Exercise directions:
Every line of the data below must be given again exactly.

=====

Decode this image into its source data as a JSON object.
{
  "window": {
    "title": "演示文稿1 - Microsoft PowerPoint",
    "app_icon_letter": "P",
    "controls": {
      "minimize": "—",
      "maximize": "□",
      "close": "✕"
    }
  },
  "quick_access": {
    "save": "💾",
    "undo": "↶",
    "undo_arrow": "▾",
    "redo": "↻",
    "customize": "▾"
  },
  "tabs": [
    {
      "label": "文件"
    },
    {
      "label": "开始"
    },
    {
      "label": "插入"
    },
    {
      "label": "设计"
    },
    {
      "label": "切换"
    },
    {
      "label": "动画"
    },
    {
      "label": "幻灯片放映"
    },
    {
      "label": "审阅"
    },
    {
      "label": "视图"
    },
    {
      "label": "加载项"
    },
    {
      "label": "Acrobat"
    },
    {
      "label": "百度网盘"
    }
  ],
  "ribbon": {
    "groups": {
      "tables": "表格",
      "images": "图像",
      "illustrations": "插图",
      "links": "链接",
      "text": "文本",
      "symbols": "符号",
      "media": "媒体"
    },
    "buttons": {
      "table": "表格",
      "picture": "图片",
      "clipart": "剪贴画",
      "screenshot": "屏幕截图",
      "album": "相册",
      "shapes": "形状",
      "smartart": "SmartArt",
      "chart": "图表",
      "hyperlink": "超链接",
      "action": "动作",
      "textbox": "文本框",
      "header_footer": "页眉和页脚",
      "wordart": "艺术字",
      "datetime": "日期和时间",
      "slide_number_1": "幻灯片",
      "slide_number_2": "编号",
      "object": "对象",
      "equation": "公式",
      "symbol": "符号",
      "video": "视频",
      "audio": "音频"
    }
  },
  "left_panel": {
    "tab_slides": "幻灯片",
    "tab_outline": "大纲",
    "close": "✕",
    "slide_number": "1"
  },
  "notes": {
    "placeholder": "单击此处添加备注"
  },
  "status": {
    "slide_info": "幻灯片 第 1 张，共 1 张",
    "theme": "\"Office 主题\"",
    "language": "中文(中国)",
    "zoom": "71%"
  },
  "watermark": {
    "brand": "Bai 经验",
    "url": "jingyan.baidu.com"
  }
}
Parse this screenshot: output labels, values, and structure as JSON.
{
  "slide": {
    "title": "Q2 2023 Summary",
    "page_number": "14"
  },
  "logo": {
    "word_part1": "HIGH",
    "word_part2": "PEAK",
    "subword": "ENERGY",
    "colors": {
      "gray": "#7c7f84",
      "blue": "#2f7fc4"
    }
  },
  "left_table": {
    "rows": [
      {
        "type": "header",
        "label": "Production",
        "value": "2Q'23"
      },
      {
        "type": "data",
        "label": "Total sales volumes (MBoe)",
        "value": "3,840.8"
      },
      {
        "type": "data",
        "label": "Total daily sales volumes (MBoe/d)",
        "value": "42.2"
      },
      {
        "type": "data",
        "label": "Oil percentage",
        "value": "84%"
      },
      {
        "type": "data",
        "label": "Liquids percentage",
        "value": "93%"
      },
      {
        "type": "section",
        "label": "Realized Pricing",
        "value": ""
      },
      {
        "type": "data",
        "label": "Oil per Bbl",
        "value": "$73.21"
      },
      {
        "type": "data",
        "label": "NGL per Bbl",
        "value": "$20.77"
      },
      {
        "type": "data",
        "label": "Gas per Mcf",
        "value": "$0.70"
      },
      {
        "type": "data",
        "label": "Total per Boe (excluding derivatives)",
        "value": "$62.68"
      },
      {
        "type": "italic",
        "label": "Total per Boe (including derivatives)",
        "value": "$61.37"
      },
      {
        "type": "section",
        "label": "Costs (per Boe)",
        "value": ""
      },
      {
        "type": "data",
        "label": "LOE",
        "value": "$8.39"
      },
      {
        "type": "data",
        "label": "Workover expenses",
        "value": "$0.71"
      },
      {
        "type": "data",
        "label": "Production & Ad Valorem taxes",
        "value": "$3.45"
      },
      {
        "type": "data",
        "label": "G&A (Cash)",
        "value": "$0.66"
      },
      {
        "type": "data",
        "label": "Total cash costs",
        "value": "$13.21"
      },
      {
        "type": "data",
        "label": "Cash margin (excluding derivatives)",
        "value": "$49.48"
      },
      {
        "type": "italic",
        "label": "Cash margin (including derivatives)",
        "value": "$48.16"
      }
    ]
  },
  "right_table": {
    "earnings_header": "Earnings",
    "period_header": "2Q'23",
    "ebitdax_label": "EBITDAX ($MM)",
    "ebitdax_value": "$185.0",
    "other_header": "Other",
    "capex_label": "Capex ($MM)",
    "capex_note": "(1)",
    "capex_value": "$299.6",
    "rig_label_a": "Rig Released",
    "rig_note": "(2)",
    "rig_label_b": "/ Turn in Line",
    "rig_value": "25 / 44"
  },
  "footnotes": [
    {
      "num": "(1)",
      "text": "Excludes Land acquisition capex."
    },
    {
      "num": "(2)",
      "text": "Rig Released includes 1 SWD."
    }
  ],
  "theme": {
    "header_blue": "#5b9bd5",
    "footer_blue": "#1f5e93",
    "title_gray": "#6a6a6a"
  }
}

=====

Exercise solution:
Decode this image into its source data as a JSON object.
{
  "window": {
    "title": "演示文稿1 - Microsoft PowerPoint",
    "app_icon_letter": "P",
    "controls": {
      "minimize": "—",
      "maximize": "□",
      "close": "✕"
    }
  },
  "quick_access": {
    "save": "💾",
    "undo": "↶",
    "undo_arrow": "▾",
    "redo": "↻",
    "customize": "▾"
  },
  "tabs": [
    {
      "label": "文件"
    },
    {
      "label": "开始"
    },
    {
      "label": "插入"
    },
    {
      "label": "设计"
    },
    {
      "label": "切换"
    },
    {
      "label": "动画"
    },
    {
      "label": "幻灯片放映"
    },
    {
      "label": "审阅"
    },
    {
      "label": "视图"
    },
    {
      "label": "加载项"
    },
    {
      "label": "Acrobat"
    },
    {
      "label": "百度网盘"
    }
  ],
  "ribbon": {
    "groups": {
      "tables": "表格",
      "images": "图像",
      "illustrations": "插图",
      "links": "链接",
      "text": "文本",
      "symbols": "符号",
      "media": "媒体"
    },
    "buttons": {
      "table": "表格",
      "picture": "图片",
      "clipart": "剪贴画",
      "screenshot": "屏幕截图",
      "album": "相册",
      "shapes": "形状",
      "smartart": "SmartArt",
      "chart": "图表",
      "hyperlink": "超链接",
      "action": "动作",
      "textbox": "文本框",
      "header_footer": "页眉和页脚",
      "wordart": "艺术字",
      "datetime": "日期和时间",
      "slide_number_1": "幻灯片",
      "slide_number_2": "编号",
      "object": "对象",
      "equation": "公式",
      "symbol": "符号",
      "video": "视频",
      "audio": "音频"
    }
  },
  "left_panel": {
    "tab_slides": "幻灯片",
    "tab_outline": "大纲",
    "close": "✕",
    "slide_number": "1"
  },
  "notes": {
    "placeholder": "单击此处添加备注"
  },
  "status": {
    "slide_info": "幻灯片 第 1 张，共 1 张",
    "theme": "\"Office 主题\"",
    "language": "中文(中国)",
    "zoom": "71%"
  },
  "watermark": {
    "brand": "Bai 经验",
    "url": "jingyan.baidu.com"
  }
}
Parse this screenshot: output labels, values, and structure as JSON.
{
  "slide": {
    "title": "Q2 2023 Summary",
    "page_number": "14"
  },
  "logo": {
    "word_part1": "HIGH",
    "word_part2": "PEAK",
    "subword": "ENERGY",
    "colors": {
      "gray": "#7c7f84",
      "blue": "#2f7fc4"
    }
  },
  "left_table": {
    "rows": [
      {
        "type": "header",
        "label": "Production",
        "value": "2Q'23"
      },
      {
        "type": "data",
        "label": "Total sales volumes (MBoe)",
        "value": "3,840.8"
      },
      {
        "type": "data",
        "label": "Total daily sales volumes (MBoe/d)",
        "value": "42.2"
      },
      {
        "type": "data",
        "label": "Oil percentage",
        "value": "84%"
      },
      {
        "type": "data",
        "label": "Liquids percentage",
        "value": "93%"
      },
      {
        "type": "section",
        "label": "Realized Pricing",
        "value": ""
      },
      {
        "type": "data",
        "label": "Oil per Bbl",
        "value": "$73.21"
      },
      {
        "type": "data",
        "label": "NGL per Bbl",
        "value": "$20.77"
      },
      {
        "type": "data",
        "label": "Gas per Mcf",
        "value": "$0.70"
      },
      {
        "type": "data",
        "label": "Total per Boe (excluding derivatives)",
        "value": "$62.68"
      },
      {
        "type": "italic",
        "label": "Total per Boe (including derivatives)",
        "value": "$61.37"
      },
      {
        "type": "section",
        "label": "Costs (per Boe)",
        "value": ""
      },
      {
        "type": "data",
        "label": "LOE",
        "value": "$8.39"
      },
      {
        "type": "data",
        "label": "Workover expenses",
        "value": "$0.71"
      },
      {
        "type": "data",
        "label": "Production & Ad Valorem taxes",
        "value": "$3.45"
      },
      {
        "type": "data",
        "label": "G&A (Cash)",
        "value": "$0.66"
      },
      {
        "type": "data",
        "label": "Total cash costs",
        "value": "$13.21"
      },
      {
        "type": "data",
        "label": "Cash margin (excluding derivatives)",
        "value": "$49.48"
      },
      {
        "type": "italic",
        "label": "Cash margin (including derivatives)",
        "value": "$48.16"
      }
    ]
  },
  "right_table": {
    "earnings_header": "Earnings",
    "period_header": "2Q'23",
    "ebitdax_label": "EBITDAX ($MM)",
    "ebitdax_value": "$185.0",
    "other_header": "Other",
    "capex_label": "Capex ($MM)",
    "capex_note": "(1)",
    "capex_value": "$299.6",
    "rig_label_a": "Rig Released",
    "rig_note": "(2)",
    "rig_label_b": "/ Turn in Line",
    "rig_value": "25 / 44"
  },
  "footnotes": [
    {
      "num": "(1)",
      "text": "Excludes Land acquisition capex."
    },
    {
      "num": "(2)",
      "text": "Rig Released includes 1 SWD."
    }
  ],
  "theme": {
    "header_blue": "#5b9bd5",
    "footer_blue": "#1f5e93",
    "title_gray": "#6a6a6a"
  }
}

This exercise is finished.